A long-running Adelaide mystery, the 1983 disappearance of 11 year-old Louise Bell, is currently being explored in a Supreme Court murder trial. The Advertiser reports a prosecutor’s description of an alleged conversation between prisoners at Mt Gambier Prison:
Pfennig started to talk about Michael Black, how he had murdered him,” she said. “He said he couldn’t tell anyone where Michael Black was ‘because there is a chick there’. “The other prisoner asked ‘what chick?’ and Pfennig replied ‘Bell’.”
If true, this amounts to an admission by Dieter Pfennig, not only to his responsibility for Bell’s death, but also to the correctness of a 1995 High Court ruling upholding Pfennig’s conviction for the murder of Black, who vanished near the Murray River in 1989. That judgment is arguably the Court’s most significant (and most controversial) ruling on evidence law.
Although the evidence directly linking Pfennig to Black’s murder was weak – in short, he was the last person to see him alive – the High Court upheld the conviction by endorsing the jury’s reliance on an indirect but powerful piece of circumstantial evidence: Pfennig’s plea of guilty to the abduction and rape of another boy a year later. In doing so, the Court set out a unique Australian common law test for the admissibility of so-called ‘propensity evidence’ – ‘that there is no reasonable view of the evidence consistent with the innocence of the accused’ – a test that seems to require the trial judge to decide whether or not the accused is guilty, before letting the jury repeat that task. The Court’s ruling not only led to decades of debate in Australian courts but also Pfennig’s sentence of life imprisonment, during which he allegedly confessed his link to the disappearance of Bell.

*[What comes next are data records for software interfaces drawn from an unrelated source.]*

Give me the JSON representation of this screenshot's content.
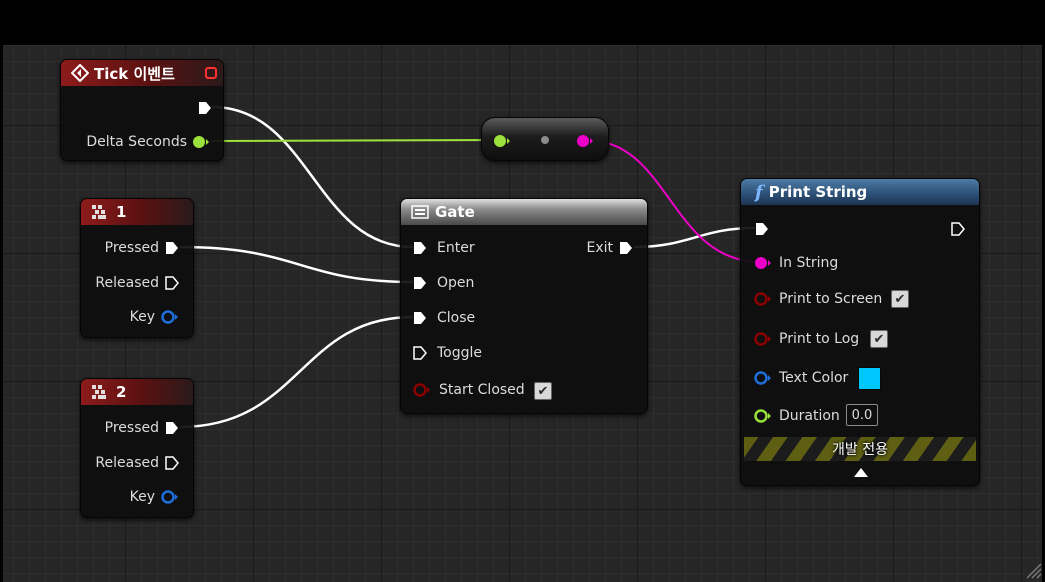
{
  "tick_node": {
    "title": "Tick 이벤트",
    "pins": {
      "delta": "Delta Seconds"
    }
  },
  "key1_node": {
    "title": "1",
    "pins": {
      "pressed": "Pressed",
      "released": "Released",
      "key": "Key"
    }
  },
  "key2_node": {
    "title": "2",
    "pins": {
      "pressed": "Pressed",
      "released": "Released",
      "key": "Key"
    }
  },
  "gate_node": {
    "title": "Gate",
    "pins": {
      "enter": "Enter",
      "open": "Open",
      "close": "Close",
      "toggle": "Toggle",
      "start_closed": "Start Closed",
      "exit": "Exit"
    },
    "start_closed_checked": true
  },
  "print_node": {
    "title": "Print String",
    "pins": {
      "in_string": "In String",
      "print_to_screen": "Print to Screen",
      "print_to_log": "Print to Log",
      "text_color": "Text Color",
      "duration": "Duration"
    },
    "print_to_screen_checked": true,
    "print_to_log_checked": true,
    "duration_value": "0.0",
    "dev_only_label": "개발 전용"
  },
  "colors": {
    "exec_wire": "#ffffff",
    "float_wire": "#9be23d",
    "string_wire": "#ee00c8",
    "text_color_swatch": "#00c8ff",
    "event_header": "#8d1b1b",
    "function_header": "#2b4e74"
  }
}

The interesting question of whether or not the evidence of Pfennig’s crimes against the two boys would satisfy the ‘Pfennig test’ for admissibility of propensity evidence in his trial for Bell’s murder is a moot one for three reasons. First, South Australia recently joined nearly all Australian jurisdictions in replacing the unworkable Pfennig test with a statutory test of weighing up the costs and benefits of such evidence, in line with McHugh J’s concurrence in the Court’s 1995 judgment. Second, even at common law, the evidence about the death of Black would likely be admissible for another reason: to make sense of his alleged confession at Mt Gambier Prison. Third, Pfennig’s crimes are simply too notorious to be plausibly kept from the Supreme Court, in part because of the spotlight cast on his case by the High Court’s 1995 ruling.
The more pertinent question is whether Pfennig can be tried fairly for Bell’s murder. As McHugh J observed in 1995, once Pfennig’s history is known:
it would require a superhuman effort by the jury to regard [Pfennig] as other than a person of depraved character whose uncorroborated evidence, whether or not he was guilty, could not be acted upon except where it supported the prosecution case.
The apparent solution in the current trial is for Pfennig to be tried, not by a jury, but by a judge. The Supreme Court judge called back from retirement to play the role of McHugh J’s ‘superhuman’ is Michael David, who was previously a criminal barrister whose clients included alleged war criminal Ivan Polyukhovich (after the High Court’s upholding of retrospective war crimes legislation) and Henry Keogh (whose conviction for murdering his wife was recently overturned as a miscarriage of justice.) The Acting Justice will be well aware of the dangers of miscarriage of justice in the current trial: three decades ago, a different man, Raymond Geesing, was wrongly convicted of Bell’s murder, based largely on an alleged confession to fellow prisoners.